Perhaps it's the fact that I've managed to escape the past three Indiana winters, or better yet- the reality that the Khowst Province sits at an elevation of 6,000ft. Regardless, I can't say that I've ever seen such a rapid transition in temperatures.
Throughout the month of March, the mercury has been on the rise here around FOB Salerno. While I would hardly classify the conditions we experienced from December-early March as "winterlike", the rate at which we've seen temperatures increase has been quite dramatic. In the course of just several days, three at most, perspiration levels skyrocketed as the mid-to-low 50 degree temperatures we've all grown accustomed to suddenly shot up into the mid-80's.
This increase in temperature, coupled with scattered rain showers over the past month and half, has resulted in a drastic change of the landscape here in Khowst.
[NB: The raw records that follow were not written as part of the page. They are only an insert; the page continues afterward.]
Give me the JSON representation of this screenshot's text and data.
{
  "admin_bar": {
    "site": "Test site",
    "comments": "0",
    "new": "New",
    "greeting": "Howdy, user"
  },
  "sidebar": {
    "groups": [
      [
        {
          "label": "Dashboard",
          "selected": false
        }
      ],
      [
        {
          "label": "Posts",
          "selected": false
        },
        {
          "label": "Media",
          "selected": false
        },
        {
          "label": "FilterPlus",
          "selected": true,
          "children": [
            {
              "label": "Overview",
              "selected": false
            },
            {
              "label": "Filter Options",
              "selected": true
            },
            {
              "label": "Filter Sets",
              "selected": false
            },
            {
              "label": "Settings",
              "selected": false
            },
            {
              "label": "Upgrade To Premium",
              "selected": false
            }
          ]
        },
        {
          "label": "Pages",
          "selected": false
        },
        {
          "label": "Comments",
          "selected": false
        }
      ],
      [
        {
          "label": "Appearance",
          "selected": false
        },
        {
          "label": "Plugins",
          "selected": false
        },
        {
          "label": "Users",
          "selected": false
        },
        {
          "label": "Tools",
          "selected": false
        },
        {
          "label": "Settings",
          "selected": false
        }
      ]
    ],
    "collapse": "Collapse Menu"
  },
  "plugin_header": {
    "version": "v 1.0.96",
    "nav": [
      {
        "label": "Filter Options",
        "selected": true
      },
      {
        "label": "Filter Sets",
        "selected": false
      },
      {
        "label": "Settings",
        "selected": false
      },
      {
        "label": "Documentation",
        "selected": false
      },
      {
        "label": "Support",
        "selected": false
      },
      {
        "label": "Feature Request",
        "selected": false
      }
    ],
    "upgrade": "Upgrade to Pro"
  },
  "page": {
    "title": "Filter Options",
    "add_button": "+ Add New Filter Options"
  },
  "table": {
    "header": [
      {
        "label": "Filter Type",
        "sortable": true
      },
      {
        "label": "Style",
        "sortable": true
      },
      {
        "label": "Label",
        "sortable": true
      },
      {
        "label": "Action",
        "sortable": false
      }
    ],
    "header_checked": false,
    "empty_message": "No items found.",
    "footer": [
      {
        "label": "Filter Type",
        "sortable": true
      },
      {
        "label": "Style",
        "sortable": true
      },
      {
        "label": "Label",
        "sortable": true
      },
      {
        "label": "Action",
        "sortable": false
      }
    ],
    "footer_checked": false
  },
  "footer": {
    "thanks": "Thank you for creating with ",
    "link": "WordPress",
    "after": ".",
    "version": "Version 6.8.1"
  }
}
A recent mission to a location utilized as a provincial observation center provided a great vantage point of this greening.
Weather is not the only thing changing around here, it seems change is in the air. In my short 27 years on this earth, I struggle to recall a moment in history when so much was going on across the globe. From the horrid chain of events in Japan, unrest across the string of Arab nations, and even the chaos ensuing in Statehouses across the midwest; Fox News and CNN have had plenty to cover in the past month or so.
|Soldiers from the Afghan National Army continue to accompany our convoys|
on nearly every mission, hopefully taking home some valuable lessons learned.
A quick scan of the news coming out of Afghanistan is likely to bring up two key topics, the first of these being "civilian casualties" and the second "transition". While the first is a tragic and unfortunately all too common side effect of war, the second inspires that there might be light at the end of this tunnel that United States servicemembers have been traveling for the better part of a decade.
Commanders and public affairs professionals throughout the Afghan theatre have recently been instructed on the principles and conditions guiding a future transition. The key takeaway from these multi-paged documents is that any transition will be "conditions based" rather than implementation based on any timelines. However, many experts or even critics predict a dramatic reduction in troop levels well in advance of the 2012 election.
What does the future of Afghanistan look like? Well, that's a several billion dollar question... From a security standpoint, Afghan National Security Forces or ANSF (think a combination of US law enforcement and military components) would be capable of defending their own country. Currently, at least one ANSF vehicle accompanies every US and NATO convoy that leaves an installation. While US forces are conducting their standard operations here, a mentorship opportunity is simultaneously taking place.
|Specialist Cadel Crowl and I surveying the landscape from atop the provincial observation point, the Khowst OCCP. Cadel is originally from Angola, Indiana and is currently studying Agricultural Education at Purdue University. Ironically enough, he and I also found that we have some distant relatives back in NE Indiana.|